:: ASSIGNED TASK ::
Count the lines in the following data that include "this". Please write only the number.

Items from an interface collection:

....

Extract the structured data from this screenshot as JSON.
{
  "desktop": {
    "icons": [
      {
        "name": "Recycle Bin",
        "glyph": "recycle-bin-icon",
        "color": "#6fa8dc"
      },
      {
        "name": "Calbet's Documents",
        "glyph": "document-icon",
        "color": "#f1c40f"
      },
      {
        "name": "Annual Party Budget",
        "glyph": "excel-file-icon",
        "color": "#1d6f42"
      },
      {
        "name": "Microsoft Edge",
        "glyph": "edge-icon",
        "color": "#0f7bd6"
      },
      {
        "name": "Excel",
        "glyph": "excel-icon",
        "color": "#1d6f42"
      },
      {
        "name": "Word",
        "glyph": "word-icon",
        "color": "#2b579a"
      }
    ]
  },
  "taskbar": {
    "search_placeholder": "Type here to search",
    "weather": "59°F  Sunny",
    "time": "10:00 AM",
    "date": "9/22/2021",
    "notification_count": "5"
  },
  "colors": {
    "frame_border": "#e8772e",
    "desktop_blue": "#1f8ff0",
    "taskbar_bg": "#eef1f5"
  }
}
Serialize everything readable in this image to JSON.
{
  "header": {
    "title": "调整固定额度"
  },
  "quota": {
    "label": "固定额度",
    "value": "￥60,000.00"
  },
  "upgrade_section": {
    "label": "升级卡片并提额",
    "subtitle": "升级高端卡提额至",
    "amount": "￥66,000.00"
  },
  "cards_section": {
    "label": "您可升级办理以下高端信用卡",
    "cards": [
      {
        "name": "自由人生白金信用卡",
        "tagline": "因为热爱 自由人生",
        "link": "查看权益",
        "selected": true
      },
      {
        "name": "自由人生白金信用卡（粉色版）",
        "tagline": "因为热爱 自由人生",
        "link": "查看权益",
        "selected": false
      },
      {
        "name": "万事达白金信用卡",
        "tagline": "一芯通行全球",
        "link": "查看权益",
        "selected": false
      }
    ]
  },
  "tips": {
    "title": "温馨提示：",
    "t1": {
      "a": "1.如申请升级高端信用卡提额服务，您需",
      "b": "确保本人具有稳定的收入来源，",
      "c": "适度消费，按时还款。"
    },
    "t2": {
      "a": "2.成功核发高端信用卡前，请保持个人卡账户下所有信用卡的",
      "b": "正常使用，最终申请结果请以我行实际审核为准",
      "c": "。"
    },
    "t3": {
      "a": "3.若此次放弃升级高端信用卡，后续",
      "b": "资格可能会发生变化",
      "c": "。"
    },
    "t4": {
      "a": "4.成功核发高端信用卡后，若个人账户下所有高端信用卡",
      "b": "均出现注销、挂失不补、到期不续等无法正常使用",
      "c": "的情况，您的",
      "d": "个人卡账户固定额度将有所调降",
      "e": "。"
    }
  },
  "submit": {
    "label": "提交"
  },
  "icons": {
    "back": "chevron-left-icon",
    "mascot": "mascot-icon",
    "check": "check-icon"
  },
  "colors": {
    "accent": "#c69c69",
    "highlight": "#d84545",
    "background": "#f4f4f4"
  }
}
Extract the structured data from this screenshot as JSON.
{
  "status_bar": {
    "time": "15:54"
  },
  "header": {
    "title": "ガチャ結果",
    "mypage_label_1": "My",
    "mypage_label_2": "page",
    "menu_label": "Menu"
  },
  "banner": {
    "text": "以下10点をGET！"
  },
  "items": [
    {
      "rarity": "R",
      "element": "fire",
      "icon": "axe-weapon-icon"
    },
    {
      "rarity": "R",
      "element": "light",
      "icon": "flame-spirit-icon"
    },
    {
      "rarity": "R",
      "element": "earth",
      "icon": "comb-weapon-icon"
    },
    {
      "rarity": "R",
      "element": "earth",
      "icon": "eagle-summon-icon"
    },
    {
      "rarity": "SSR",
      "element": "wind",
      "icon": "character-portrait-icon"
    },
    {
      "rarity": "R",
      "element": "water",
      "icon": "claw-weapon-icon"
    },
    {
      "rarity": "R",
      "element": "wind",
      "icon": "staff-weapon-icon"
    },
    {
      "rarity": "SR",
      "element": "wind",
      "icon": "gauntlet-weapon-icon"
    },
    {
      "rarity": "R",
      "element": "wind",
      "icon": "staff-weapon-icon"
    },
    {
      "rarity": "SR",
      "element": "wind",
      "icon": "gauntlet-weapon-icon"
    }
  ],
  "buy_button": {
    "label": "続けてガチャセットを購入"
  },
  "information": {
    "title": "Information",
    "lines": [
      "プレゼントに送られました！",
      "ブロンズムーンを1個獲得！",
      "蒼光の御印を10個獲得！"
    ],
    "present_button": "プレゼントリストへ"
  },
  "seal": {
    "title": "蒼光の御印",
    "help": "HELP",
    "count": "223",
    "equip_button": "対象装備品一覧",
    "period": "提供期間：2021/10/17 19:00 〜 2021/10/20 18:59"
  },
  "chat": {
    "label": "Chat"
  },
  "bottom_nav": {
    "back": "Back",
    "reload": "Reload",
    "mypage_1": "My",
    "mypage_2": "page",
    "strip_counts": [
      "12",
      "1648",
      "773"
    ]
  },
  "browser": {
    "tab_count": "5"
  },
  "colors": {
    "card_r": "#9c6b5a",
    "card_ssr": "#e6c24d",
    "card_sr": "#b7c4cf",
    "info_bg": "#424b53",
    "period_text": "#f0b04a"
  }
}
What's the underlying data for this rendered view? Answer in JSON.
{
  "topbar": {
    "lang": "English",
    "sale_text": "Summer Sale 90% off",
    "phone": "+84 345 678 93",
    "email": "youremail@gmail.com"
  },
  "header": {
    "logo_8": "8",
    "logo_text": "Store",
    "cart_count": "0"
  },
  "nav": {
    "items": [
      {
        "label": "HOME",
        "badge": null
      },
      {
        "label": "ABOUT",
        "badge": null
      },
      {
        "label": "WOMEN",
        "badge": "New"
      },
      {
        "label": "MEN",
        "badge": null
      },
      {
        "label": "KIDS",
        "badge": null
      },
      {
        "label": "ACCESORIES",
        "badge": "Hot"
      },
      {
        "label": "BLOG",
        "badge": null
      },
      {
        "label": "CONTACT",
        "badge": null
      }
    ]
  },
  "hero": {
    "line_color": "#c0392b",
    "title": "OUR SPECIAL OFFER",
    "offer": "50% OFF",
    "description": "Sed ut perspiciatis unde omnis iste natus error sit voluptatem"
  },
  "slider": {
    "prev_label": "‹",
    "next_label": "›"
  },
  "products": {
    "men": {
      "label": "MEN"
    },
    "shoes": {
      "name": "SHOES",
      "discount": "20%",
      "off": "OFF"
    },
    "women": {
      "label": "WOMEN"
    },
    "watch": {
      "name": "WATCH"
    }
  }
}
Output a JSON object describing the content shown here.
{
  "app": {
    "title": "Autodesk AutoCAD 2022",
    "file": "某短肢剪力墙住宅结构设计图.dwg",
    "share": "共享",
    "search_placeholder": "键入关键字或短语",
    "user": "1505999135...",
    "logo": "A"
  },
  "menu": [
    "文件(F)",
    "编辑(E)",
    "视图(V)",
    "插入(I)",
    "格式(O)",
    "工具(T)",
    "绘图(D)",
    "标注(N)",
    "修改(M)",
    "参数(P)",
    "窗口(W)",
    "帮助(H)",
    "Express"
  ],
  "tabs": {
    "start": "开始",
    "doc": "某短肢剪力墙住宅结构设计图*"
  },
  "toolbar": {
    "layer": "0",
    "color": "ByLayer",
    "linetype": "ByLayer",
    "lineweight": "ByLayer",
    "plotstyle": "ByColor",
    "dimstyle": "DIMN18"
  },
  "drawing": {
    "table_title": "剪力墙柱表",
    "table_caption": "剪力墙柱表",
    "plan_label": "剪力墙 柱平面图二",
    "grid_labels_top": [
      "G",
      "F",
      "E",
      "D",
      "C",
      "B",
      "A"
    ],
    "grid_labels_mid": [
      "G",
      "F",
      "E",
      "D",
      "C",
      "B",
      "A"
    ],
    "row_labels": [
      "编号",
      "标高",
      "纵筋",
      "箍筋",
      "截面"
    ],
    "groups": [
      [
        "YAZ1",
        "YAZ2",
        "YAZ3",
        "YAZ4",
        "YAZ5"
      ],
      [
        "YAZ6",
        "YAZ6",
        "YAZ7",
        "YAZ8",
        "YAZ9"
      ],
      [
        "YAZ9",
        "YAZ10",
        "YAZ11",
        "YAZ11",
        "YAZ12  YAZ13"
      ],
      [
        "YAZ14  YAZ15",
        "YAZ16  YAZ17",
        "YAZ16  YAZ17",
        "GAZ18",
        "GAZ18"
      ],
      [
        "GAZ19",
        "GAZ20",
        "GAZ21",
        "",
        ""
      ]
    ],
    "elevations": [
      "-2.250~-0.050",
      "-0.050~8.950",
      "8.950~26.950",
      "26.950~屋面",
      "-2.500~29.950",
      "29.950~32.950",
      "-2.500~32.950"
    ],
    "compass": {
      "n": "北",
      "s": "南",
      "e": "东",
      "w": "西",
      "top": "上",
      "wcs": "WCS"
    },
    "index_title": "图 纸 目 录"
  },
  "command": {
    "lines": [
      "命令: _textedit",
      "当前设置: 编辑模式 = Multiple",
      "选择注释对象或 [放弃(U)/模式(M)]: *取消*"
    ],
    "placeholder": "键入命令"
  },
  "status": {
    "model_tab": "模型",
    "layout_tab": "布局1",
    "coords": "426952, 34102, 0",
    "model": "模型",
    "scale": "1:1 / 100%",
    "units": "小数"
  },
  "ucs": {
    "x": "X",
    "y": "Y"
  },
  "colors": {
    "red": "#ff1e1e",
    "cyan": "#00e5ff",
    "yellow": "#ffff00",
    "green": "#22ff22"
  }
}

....

:: ANSWER TO THE EXERCISE ::
4